In the 1980s, THE name synonymous with comedy in America was Eddie Murphy. From “Saturday Night Live,” to “48 Hours,” to “Trading Places” to the “Beverly Hills Cop” movies, to “The Golden Child,” Murphy rarely missed.

Released over the 4th of July holiday in 1988, “Coming To America” was a comedic tour-de-force. Playing no less than 4 characters (including an elderly Jewish white man), to equal hilarity, Eddie Murphy was never more on top on his game.

Also, playing 4 characters to hilarious effect was Eddie’s co-star and real-life best friend, Arsenio Hall. The supporting cast included John Amos, Louis Anderson, Frankie Faison, James Earl Jones, and in one of his first ever big screen appearances.appearances, and almost unrecognizable Samuel L. Jackson.

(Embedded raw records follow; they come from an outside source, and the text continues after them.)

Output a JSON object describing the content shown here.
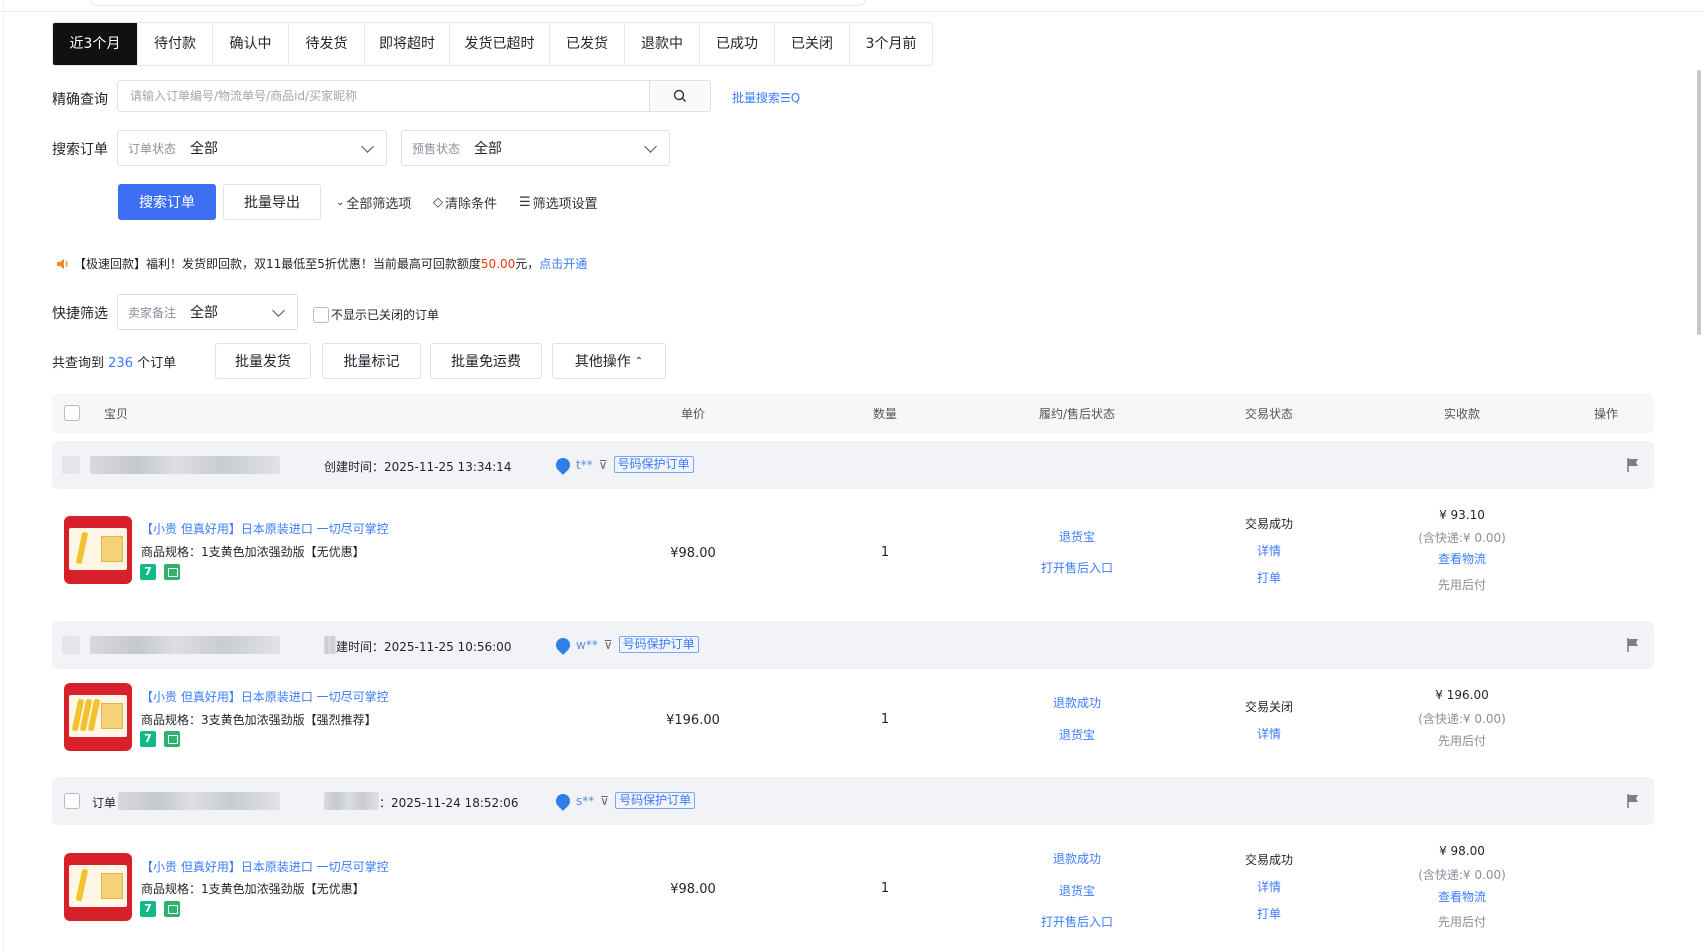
{
  "tabs": [
    {
      "label": "近3个月",
      "active": true
    },
    {
      "label": "待付款"
    },
    {
      "label": "确认中"
    },
    {
      "label": "待发货"
    },
    {
      "label": "即将超时"
    },
    {
      "label": "发货已超时"
    },
    {
      "label": "已发货"
    },
    {
      "label": "退款中"
    },
    {
      "label": "已成功"
    },
    {
      "label": "已关闭"
    },
    {
      "label": "3个月前"
    }
  ],
  "precise_search": {
    "label": "精确查询",
    "placeholder": "请输入订单编号/物流单号/商品id/买家昵称",
    "batch_link": "批量搜索☰Q"
  },
  "search_orders": {
    "label": "搜索订单",
    "order_status": {
      "key": "订单状态",
      "value": "全部"
    },
    "presale_status": {
      "key": "预售状态",
      "value": "全部"
    }
  },
  "actions": {
    "search_btn": "搜索订单",
    "export_btn": "批量导出",
    "all_filters": "全部筛选项",
    "clear": "清除条件",
    "filter_settings": "筛选项设置"
  },
  "notice": {
    "prefix": "【极速回款】福利！发货即回款，双11最低至5折优惠！当前最高可回款额度",
    "amount": "50.00",
    "suffix": "元，",
    "link": "点击开通"
  },
  "quick_filter": {
    "label": "快捷筛选",
    "seller_note": {
      "key": "卖家备注",
      "value": "全部"
    },
    "hide_closed": "不显示已关闭的订单"
  },
  "summary": {
    "prefix": "共查询到",
    "count": "236",
    "suffix": "个订单"
  },
  "bulk": {
    "ship": "批量发货",
    "mark": "批量标记",
    "free_shipping": "批量免运费",
    "other": "其他操作"
  },
  "table_header": {
    "item": "宝贝",
    "price": "单价",
    "qty": "数量",
    "after_sale": "履约/售后状态",
    "trade": "交易状态",
    "received": "实收款",
    "ops": "操作"
  },
  "orders": [
    {
      "created": "创建时间：2025-11-25 13:34:14",
      "buyer": "t**",
      "protect_badge": "号码保护订单",
      "title": "【小贵 但真好用】日本原装进口 一切尽可掌控",
      "spec": "商品规格：1支黄色加浓强劲版【无优惠】",
      "tag7": "7",
      "price": "¥98.00",
      "qty": "1",
      "after_sale": [
        "退货宝",
        "打开售后入口"
      ],
      "trade_status": "交易成功",
      "trade_links": [
        "详情",
        "打单"
      ],
      "received": "¥ 93.10",
      "shipping": "(含快递:¥ 0.00)",
      "logistics": "查看物流",
      "pay_note": "先用后付"
    },
    {
      "created": "建时间：2025-11-25 10:56:00",
      "buyer": "w**",
      "protect_badge": "号码保护订单",
      "title": "【小贵 但真好用】日本原装进口 一切尽可掌控",
      "spec": "商品规格：3支黄色加浓强劲版【强烈推荐】",
      "tag7": "7",
      "price": "¥196.00",
      "qty": "1",
      "after_sale": [
        "退款成功",
        "退货宝"
      ],
      "trade_status": "交易关闭",
      "trade_links": [
        "详情"
      ],
      "received": "¥ 196.00",
      "shipping": "(含快递:¥ 0.00)",
      "pay_note": "先用后付"
    },
    {
      "order_label": "订单",
      "created": "：2025-11-24 18:52:06",
      "buyer": "s**",
      "protect_badge": "号码保护订单",
      "title": "【小贵 但真好用】日本原装进口 一切尽可掌控",
      "spec": "商品规格：1支黄色加浓强劲版【无优惠】",
      "tag7": "7",
      "price": "¥98.00",
      "qty": "1",
      "after_sale": [
        "退款成功",
        "退货宝",
        "打开售后入口"
      ],
      "trade_status": "交易成功",
      "trade_links": [
        "详情",
        "打单"
      ],
      "received": "¥ 98.00",
      "shipping": "(含快递:¥ 0.00)",
      "logistics": "查看物流",
      "pay_note": "先用后付"
    }
  ],
  "colors": {
    "primary": "#3d6ff5",
    "link": "#3b7cff",
    "accent_red": "#e8380d",
    "tab_active": "#111111"
  }
}
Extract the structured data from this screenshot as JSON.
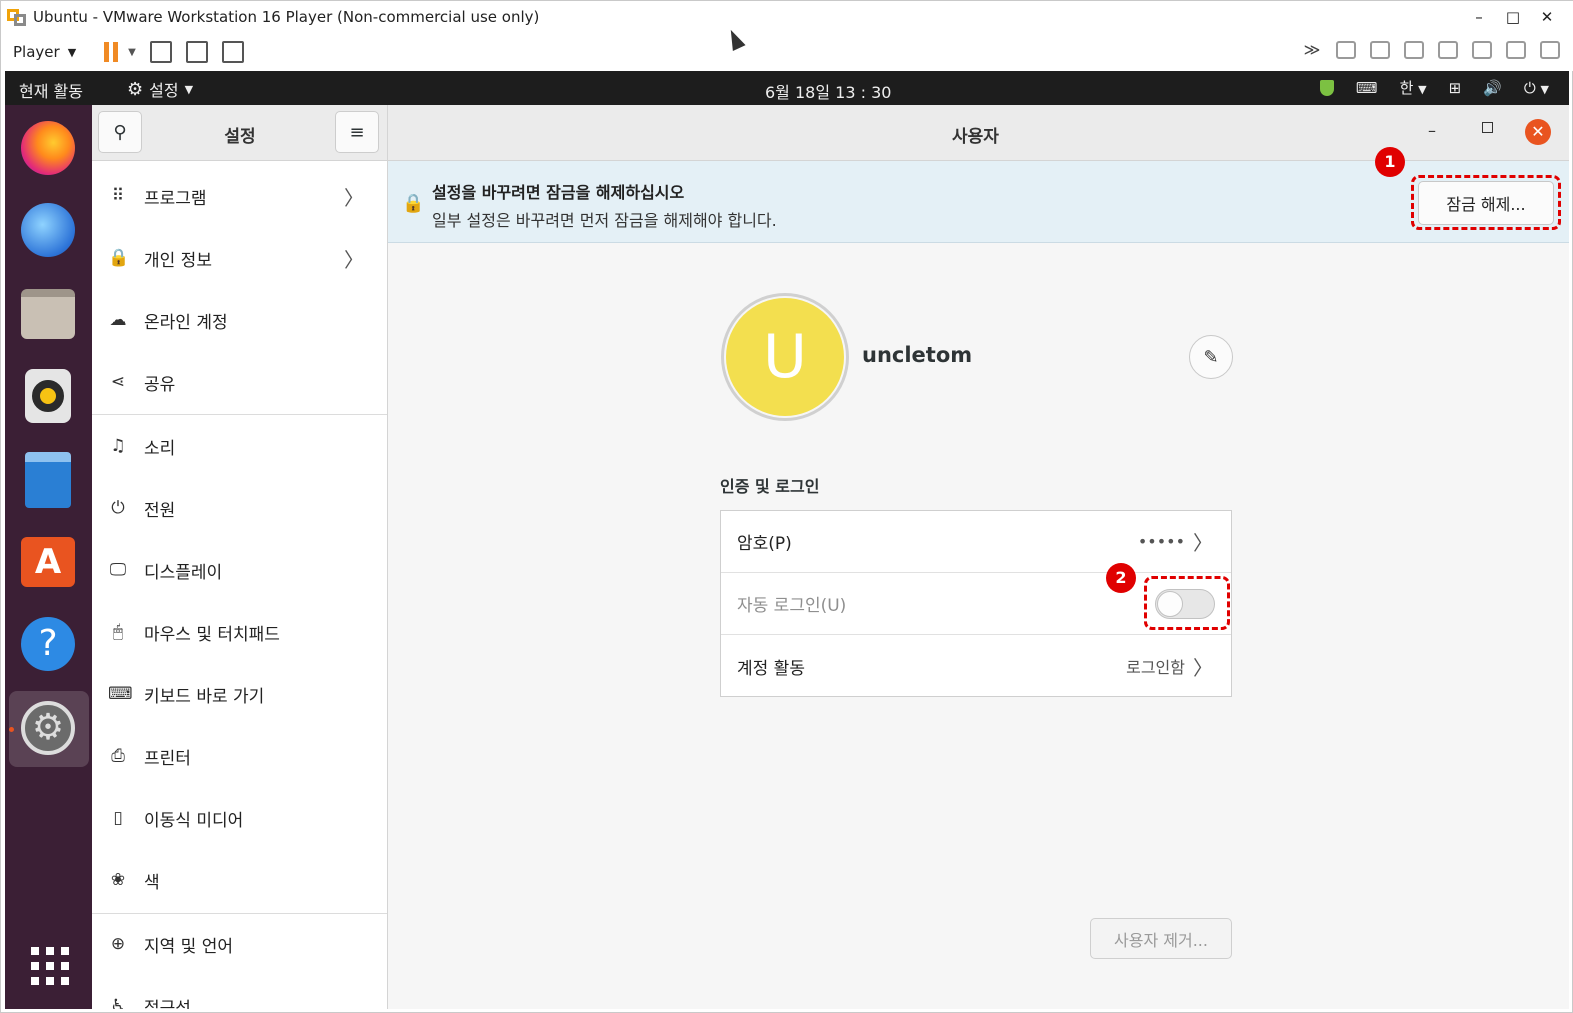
{
  "window": {
    "title": "Ubuntu - VMware Workstation 16 Player (Non-commercial use only)",
    "min": "–",
    "max": "□",
    "close": "✕"
  },
  "vm_toolbar": {
    "player_label": "Player"
  },
  "topbar": {
    "activities": "현재 활동",
    "app_name": "설정",
    "clock": "6월 18일  13 : 30",
    "ime": "한"
  },
  "sidebar": {
    "title": "설정",
    "items": [
      {
        "label": "프로그램",
        "icon": "apps-grid-icon",
        "glyph": "⠿",
        "chevron": true
      },
      {
        "label": "개인 정보",
        "icon": "lock-icon",
        "glyph": "🔒",
        "chevron": true
      },
      {
        "label": "온라인 계정",
        "icon": "cloud-icon",
        "glyph": "☁",
        "chevron": false
      },
      {
        "label": "공유",
        "icon": "share-icon",
        "glyph": "⋖",
        "chevron": false
      },
      {
        "label": "소리",
        "icon": "music-note-icon",
        "glyph": "♫",
        "chevron": false
      },
      {
        "label": "전원",
        "icon": "power-icon",
        "glyph": "⏻",
        "chevron": false
      },
      {
        "label": "디스플레이",
        "icon": "display-icon",
        "glyph": "🖵",
        "chevron": false
      },
      {
        "label": "마우스 및 터치패드",
        "icon": "mouse-icon",
        "glyph": "🖱",
        "chevron": false
      },
      {
        "label": "키보드 바로 가기",
        "icon": "keyboard-icon",
        "glyph": "⌨",
        "chevron": false
      },
      {
        "label": "프린터",
        "icon": "printer-icon",
        "glyph": "⎙",
        "chevron": false
      },
      {
        "label": "이동식 미디어",
        "icon": "usb-media-icon",
        "glyph": "▯",
        "chevron": false
      },
      {
        "label": "색",
        "icon": "color-icon",
        "glyph": "❀",
        "chevron": false
      },
      {
        "label": "지역 및 언어",
        "icon": "globe-icon",
        "glyph": "⊕",
        "chevron": false
      },
      {
        "label": "접근성",
        "icon": "accessibility-icon",
        "glyph": "♿",
        "chevron": false
      }
    ]
  },
  "main": {
    "title": "사용자",
    "infobar": {
      "title": "설정을 바꾸려면 잠금을 해제하십시오",
      "subtitle": "일부 설정은 바꾸려면 먼저 잠금을 해제해야 합니다.",
      "unlock_button": "잠금 해제..."
    },
    "user": {
      "avatar_letter": "U",
      "name": "uncletom"
    },
    "auth_section": {
      "title": "인증 및 로그인",
      "rows": [
        {
          "label": "암호(P)",
          "value": "•••••",
          "type": "link"
        },
        {
          "label": "자동 로그인(U)",
          "value": "",
          "type": "toggle",
          "checked": false
        },
        {
          "label": "계정 활동",
          "value": "로그인함",
          "type": "link"
        }
      ]
    },
    "remove_button": "사용자 제거..."
  },
  "annotations": {
    "badge_1": "1",
    "badge_2": "2",
    "highlight_color": "#e00000"
  },
  "colors": {
    "accent": "#e95420",
    "avatar_bg": "#f3df4f",
    "dock_bg": "#3b1f35",
    "infobar_bg": "#e4f0f6"
  }
}
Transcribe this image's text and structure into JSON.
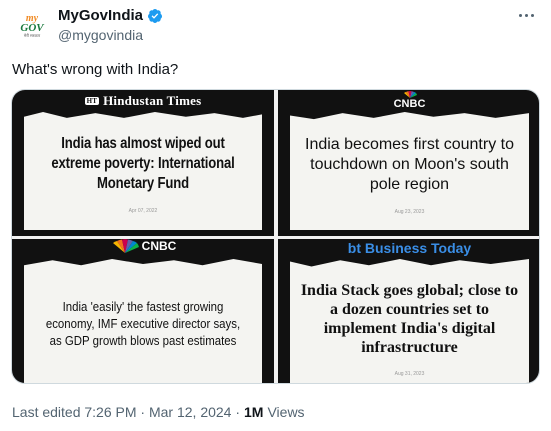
{
  "account": {
    "display_name": "MyGovIndia",
    "handle": "@mygovindia",
    "avatar_text": [
      "my",
      "GOV",
      "मेरी सरकार"
    ],
    "verified": true,
    "verified_color": "#1d9bf0"
  },
  "tweet": {
    "text": "What's wrong with India?"
  },
  "media": {
    "panels": [
      {
        "brand": "Hindustan Times",
        "brand_mark": "HT",
        "headline": "India has almost wiped out extreme poverty: International Monetary Fund",
        "date": "Apr 07, 2022"
      },
      {
        "brand": "CNBC",
        "headline": "India becomes first country to touchdown on Moon's south pole region",
        "date": "Aug 23, 2023"
      },
      {
        "brand": "CNBC",
        "headline": "India 'easily' the fastest growing economy, IMF executive director says, as GDP growth blows past estimates",
        "date": ""
      },
      {
        "brand": "Business Today",
        "brand_mark": "bt",
        "headline": "India Stack goes global; close to a dozen countries set to implement India's digital infrastructure",
        "date": "Aug 31, 2023"
      }
    ]
  },
  "footer": {
    "edited": "Last edited 7:26 PM · Mar 12, 2024 ·",
    "views_count": "1M",
    "views_label": "Views"
  },
  "icons": {
    "more": "more-options-icon",
    "verified": "verified-badge-icon"
  }
}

In the film Murphy plans the pampered prince of a fictional African country who comes to America to find his bride rather than settle for the arranged marriage that is his country’s tradition.

I’m not sure if this movie could be made today. Even though I’ve never heard ONE complaint from an African-American, I have a feeling the politcal correctness police would take GREAT issue at some of the things portrayed in this film.

In any event, it was funny then, it’s funny 30 years later. Made for a budget of $39 million, “Coming To America” made more than $288 million at the box office. It was Paramount’s highest grossing film for the year and the third highest grossing film overall (behind “Rain Man” and “Who Framed Roger Rabbit”)